• [ASSIGNED TASK] Please retype all the data below exactly, line for line.
——————————
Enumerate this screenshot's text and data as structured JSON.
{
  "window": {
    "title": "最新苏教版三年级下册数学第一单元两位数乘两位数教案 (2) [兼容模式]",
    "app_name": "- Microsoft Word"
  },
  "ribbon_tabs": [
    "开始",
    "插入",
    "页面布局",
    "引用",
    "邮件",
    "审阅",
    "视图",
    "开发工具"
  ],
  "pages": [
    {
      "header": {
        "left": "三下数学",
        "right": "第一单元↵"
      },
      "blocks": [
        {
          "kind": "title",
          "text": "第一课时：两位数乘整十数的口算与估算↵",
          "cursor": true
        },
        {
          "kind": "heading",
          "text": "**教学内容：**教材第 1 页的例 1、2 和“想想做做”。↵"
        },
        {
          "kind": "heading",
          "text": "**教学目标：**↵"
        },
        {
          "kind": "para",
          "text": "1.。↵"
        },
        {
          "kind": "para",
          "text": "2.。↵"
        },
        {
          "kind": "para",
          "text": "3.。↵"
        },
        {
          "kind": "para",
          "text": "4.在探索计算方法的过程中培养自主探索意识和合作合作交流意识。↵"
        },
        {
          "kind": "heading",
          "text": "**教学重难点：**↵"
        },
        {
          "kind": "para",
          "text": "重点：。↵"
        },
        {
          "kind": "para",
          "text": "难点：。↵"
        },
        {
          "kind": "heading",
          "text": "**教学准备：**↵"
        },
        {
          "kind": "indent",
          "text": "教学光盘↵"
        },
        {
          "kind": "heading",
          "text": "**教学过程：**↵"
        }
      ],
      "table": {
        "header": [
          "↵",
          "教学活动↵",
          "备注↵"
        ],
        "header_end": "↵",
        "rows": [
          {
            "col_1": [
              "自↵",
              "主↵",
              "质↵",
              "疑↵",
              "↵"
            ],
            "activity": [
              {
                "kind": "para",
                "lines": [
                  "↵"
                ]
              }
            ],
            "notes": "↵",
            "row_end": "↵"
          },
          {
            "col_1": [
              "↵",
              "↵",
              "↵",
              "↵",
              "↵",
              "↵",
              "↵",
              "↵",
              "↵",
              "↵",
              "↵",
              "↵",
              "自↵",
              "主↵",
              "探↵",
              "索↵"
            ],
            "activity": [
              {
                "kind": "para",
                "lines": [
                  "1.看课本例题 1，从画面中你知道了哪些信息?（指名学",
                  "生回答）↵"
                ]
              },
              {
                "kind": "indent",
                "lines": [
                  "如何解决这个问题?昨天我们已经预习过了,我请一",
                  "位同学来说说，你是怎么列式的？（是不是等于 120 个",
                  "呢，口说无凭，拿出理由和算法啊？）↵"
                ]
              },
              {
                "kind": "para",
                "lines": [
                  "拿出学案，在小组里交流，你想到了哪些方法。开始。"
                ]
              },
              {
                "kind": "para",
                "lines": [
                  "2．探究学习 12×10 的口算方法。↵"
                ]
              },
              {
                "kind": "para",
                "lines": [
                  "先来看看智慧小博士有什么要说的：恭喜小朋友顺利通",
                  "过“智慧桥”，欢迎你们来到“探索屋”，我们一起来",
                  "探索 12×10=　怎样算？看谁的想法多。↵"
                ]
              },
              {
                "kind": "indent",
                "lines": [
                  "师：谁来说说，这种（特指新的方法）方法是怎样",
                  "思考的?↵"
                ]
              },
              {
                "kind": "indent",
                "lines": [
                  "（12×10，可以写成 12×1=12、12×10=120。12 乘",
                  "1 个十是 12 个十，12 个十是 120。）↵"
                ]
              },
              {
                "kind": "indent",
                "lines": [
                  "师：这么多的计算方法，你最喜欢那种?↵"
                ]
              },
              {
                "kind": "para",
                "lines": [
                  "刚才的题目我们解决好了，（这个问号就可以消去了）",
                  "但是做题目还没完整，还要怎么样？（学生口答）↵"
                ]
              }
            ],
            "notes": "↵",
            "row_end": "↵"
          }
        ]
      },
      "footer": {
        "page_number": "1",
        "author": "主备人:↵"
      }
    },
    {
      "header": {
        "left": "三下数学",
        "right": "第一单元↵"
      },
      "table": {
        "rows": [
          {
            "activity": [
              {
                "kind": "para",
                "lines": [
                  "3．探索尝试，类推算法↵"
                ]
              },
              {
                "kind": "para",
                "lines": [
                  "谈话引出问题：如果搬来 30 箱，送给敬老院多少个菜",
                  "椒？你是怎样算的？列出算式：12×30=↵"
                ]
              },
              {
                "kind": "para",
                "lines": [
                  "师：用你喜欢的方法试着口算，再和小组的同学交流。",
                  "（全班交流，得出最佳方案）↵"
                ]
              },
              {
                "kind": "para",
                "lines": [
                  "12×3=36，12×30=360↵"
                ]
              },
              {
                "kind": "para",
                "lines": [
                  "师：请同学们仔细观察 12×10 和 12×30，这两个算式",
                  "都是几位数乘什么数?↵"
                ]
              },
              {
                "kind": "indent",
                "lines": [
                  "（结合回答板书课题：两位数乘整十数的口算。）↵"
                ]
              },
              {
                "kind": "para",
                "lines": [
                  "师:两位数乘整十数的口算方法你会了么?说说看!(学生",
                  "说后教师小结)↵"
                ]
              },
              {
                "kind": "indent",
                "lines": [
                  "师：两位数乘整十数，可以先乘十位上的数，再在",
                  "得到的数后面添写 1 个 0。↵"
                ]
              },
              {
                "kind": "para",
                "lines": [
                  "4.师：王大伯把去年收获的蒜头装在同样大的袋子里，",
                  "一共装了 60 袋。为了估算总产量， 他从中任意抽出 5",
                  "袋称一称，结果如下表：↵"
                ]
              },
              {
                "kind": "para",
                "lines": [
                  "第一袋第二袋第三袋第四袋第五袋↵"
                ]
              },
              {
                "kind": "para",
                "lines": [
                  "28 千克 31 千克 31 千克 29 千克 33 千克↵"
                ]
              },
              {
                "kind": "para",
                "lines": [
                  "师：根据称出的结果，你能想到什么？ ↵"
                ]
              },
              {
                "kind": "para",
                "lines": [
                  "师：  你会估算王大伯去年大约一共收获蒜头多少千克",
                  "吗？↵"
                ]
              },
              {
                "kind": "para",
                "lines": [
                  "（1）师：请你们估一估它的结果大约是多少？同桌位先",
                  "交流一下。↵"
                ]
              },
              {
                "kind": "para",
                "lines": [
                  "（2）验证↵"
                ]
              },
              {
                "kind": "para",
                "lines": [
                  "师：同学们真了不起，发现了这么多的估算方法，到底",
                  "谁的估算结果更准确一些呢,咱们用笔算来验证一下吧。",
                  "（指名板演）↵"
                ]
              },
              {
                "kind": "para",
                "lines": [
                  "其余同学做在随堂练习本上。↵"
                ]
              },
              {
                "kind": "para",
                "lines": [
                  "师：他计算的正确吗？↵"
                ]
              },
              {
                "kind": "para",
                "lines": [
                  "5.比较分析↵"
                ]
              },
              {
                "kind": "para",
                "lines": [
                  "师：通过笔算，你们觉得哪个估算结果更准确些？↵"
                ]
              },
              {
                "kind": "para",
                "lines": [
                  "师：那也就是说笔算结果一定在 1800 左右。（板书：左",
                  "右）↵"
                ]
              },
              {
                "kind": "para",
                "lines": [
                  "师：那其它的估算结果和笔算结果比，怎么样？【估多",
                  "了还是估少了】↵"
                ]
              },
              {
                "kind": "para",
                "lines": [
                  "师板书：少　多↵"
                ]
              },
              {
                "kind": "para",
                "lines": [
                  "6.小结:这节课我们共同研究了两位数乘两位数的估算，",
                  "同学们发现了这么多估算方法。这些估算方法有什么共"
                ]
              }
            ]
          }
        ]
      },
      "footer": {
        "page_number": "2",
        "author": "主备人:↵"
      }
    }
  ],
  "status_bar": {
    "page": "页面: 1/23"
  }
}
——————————
• [ANSWER TO THIS EXERCISE]
Enumerate this screenshot's text and data as structured JSON.
{
  "window": {
    "title": "最新苏教版三年级下册数学第一单元两位数乘两位数教案 (2) [兼容模式]",
    "app_name": "- Microsoft Word"
  },
  "ribbon_tabs": [
    "开始",
    "插入",
    "页面布局",
    "引用",
    "邮件",
    "审阅",
    "视图",
    "开发工具"
  ],
  "pages": [
    {
      "header": {
        "left": "三下数学",
        "right": "第一单元↵"
      },
      "blocks": [
        {
          "kind": "title",
          "text": "第一课时：两位数乘整十数的口算与估算↵",
          "cursor": true
        },
        {
          "kind": "heading",
          "text": "**教学内容：**教材第 1 页的例 1、2 和“想想做做”。↵"
        },
        {
          "kind": "heading",
          "text": "**教学目标：**↵"
        },
        {
          "kind": "para",
          "text": "1.。↵"
        },
        {
          "kind": "para",
          "text": "2.。↵"
        },
        {
          "kind": "para",
          "text": "3.。↵"
        },
        {
          "kind": "para",
          "text": "4.在探索计算方法的过程中培养自主探索意识和合作合作交流意识。↵"
        },
        {
          "kind": "heading",
          "text": "**教学重难点：**↵"
        },
        {
          "kind": "para",
          "text": "重点：。↵"
        },
        {
          "kind": "para",
          "text": "难点：。↵"
        },
        {
          "kind": "heading",
          "text": "**教学准备：**↵"
        },
        {
          "kind": "indent",
          "text": "教学光盘↵"
        },
        {
          "kind": "heading",
          "text": "**教学过程：**↵"
        }
      ],
      "table": {
        "header": [
          "↵",
          "教学活动↵",
          "备注↵"
        ],
        "header_end": "↵",
        "rows": [
          {
            "col_1": [
              "自↵",
              "主↵",
              "质↵",
              "疑↵",
              "↵"
            ],
            "activity": [
              {
                "kind": "para",
                "lines": [
                  "↵"
                ]
              }
            ],
            "notes": "↵",
            "row_end": "↵"
          },
          {
            "col_1": [
              "↵",
              "↵",
              "↵",
              "↵",
              "↵",
              "↵",
              "↵",
              "↵",
              "↵",
              "↵",
              "↵",
              "↵",
              "自↵",
              "主↵",
              "探↵",
              "索↵"
            ],
            "activity": [
              {
                "kind": "para",
                "lines": [
                  "1.看课本例题 1，从画面中你知道了哪些信息?（指名学",
                  "生回答）↵"
                ]
              },
              {
                "kind": "indent",
                "lines": [
                  "如何解决这个问题?昨天我们已经预习过了,我请一",
                  "位同学来说说，你是怎么列式的？（是不是等于 120 个",
                  "呢，口说无凭，拿出理由和算法啊？）↵"
                ]
              },
              {
                "kind": "para",
                "lines": [
                  "拿出学案，在小组里交流，你想到了哪些方法。开始。"
                ]
              },
              {
                "kind": "para",
                "lines": [
                  "2．探究学习 12×10 的口算方法。↵"
                ]
              },
              {
                "kind": "para",
                "lines": [
                  "先来看看智慧小博士有什么要说的：恭喜小朋友顺利通",
                  "过“智慧桥”，欢迎你们来到“探索屋”，我们一起来",
                  "探索 12×10=　怎样算？看谁的想法多。↵"
                ]
              },
              {
                "kind": "indent",
                "lines": [
                  "师：谁来说说，这种（特指新的方法）方法是怎样",
                  "思考的?↵"
                ]
              },
              {
                "kind": "indent",
                "lines": [
                  "（12×10，可以写成 12×1=12、12×10=120。12 乘",
                  "1 个十是 12 个十，12 个十是 120。）↵"
                ]
              },
              {
                "kind": "indent",
                "lines": [
                  "师：这么多的计算方法，你最喜欢那种?↵"
                ]
              },
              {
                "kind": "para",
                "lines": [
                  "刚才的题目我们解决好了，（这个问号就可以消去了）",
                  "但是做题目还没完整，还要怎么样？（学生口答）↵"
                ]
              }
            ],
            "notes": "↵",
            "row_end": "↵"
          }
        ]
      },
      "footer": {
        "page_number": "1",
        "author": "主备人:↵"
      }
    },
    {
      "header": {
        "left": "三下数学",
        "right": "第一单元↵"
      },
      "table": {
        "rows": [
          {
            "activity": [
              {
                "kind": "para",
                "lines": [
                  "3．探索尝试，类推算法↵"
                ]
              },
              {
                "kind": "para",
                "lines": [
                  "谈话引出问题：如果搬来 30 箱，送给敬老院多少个菜",
                  "椒？你是怎样算的？列出算式：12×30=↵"
                ]
              },
              {
                "kind": "para",
                "lines": [
                  "师：用你喜欢的方法试着口算，再和小组的同学交流。",
                  "（全班交流，得出最佳方案）↵"
                ]
              },
              {
                "kind": "para",
                "lines": [
                  "12×3=36，12×30=360↵"
                ]
              },
              {
                "kind": "para",
                "lines": [
                  "师：请同学们仔细观察 12×10 和 12×30，这两个算式",
                  "都是几位数乘什么数?↵"
                ]
              },
              {
                "kind": "indent",
                "lines": [
                  "（结合回答板书课题：两位数乘整十数的口算。）↵"
                ]
              },
              {
                "kind": "para",
                "lines": [
                  "师:两位数乘整十数的口算方法你会了么?说说看!(学生",
                  "说后教师小结)↵"
                ]
              },
              {
                "kind": "indent",
                "lines": [
                  "师：两位数乘整十数，可以先乘十位上的数，再在",
                  "得到的数后面添写 1 个 0。↵"
                ]
              },
              {
                "kind": "para",
                "lines": [
                  "4.师：王大伯把去年收获的蒜头装在同样大的袋子里，",
                  "一共装了 60 袋。为了估算总产量， 他从中任意抽出 5",
                  "袋称一称，结果如下表：↵"
                ]
              },
              {
                "kind": "para",
                "lines": [
                  "第一袋第二袋第三袋第四袋第五袋↵"
                ]
              },
              {
                "kind": "para",
                "lines": [
                  "28 千克 31 千克 31 千克 29 千克 33 千克↵"
                ]
              },
              {
                "kind": "para",
                "lines": [
                  "师：根据称出的结果，你能想到什么？ ↵"
                ]
              },
              {
                "kind": "para",
                "lines": [
                  "师：  你会估算王大伯去年大约一共收获蒜头多少千克",
                  "吗？↵"
                ]
              },
              {
                "kind": "para",
                "lines": [
                  "（1）师：请你们估一估它的结果大约是多少？同桌位先",
                  "交流一下。↵"
                ]
              },
              {
                "kind": "para",
                "lines": [
                  "（2）验证↵"
                ]
              },
              {
                "kind": "para",
                "lines": [
                  "师：同学们真了不起，发现了这么多的估算方法，到底",
                  "谁的估算结果更准确一些呢,咱们用笔算来验证一下吧。",
                  "（指名板演）↵"
                ]
              },
              {
                "kind": "para",
                "lines": [
                  "其余同学做在随堂练习本上。↵"
                ]
              },
              {
                "kind": "para",
                "lines": [
                  "师：他计算的正确吗？↵"
                ]
              },
              {
                "kind": "para",
                "lines": [
                  "5.比较分析↵"
                ]
              },
              {
                "kind": "para",
                "lines": [
                  "师：通过笔算，你们觉得哪个估算结果更准确些？↵"
                ]
              },
              {
                "kind": "para",
                "lines": [
                  "师：那也就是说笔算结果一定在 1800 左右。（板书：左",
                  "右）↵"
                ]
              },
              {
                "kind": "para",
                "lines": [
                  "师：那其它的估算结果和笔算结果比，怎么样？【估多",
                  "了还是估少了】↵"
                ]
              },
              {
                "kind": "para",
                "lines": [
                  "师板书：少　多↵"
                ]
              },
              {
                "kind": "para",
                "lines": [
                  "6.小结:这节课我们共同研究了两位数乘两位数的估算，",
                  "同学们发现了这么多估算方法。这些估算方法有什么共"
                ]
              }
            ]
          }
        ]
      },
      "footer": {
        "page_number": "2",
        "author": "主备人:↵"
      }
    }
  ],
  "status_bar": {
    "page": "页面: 1/23"
  }
}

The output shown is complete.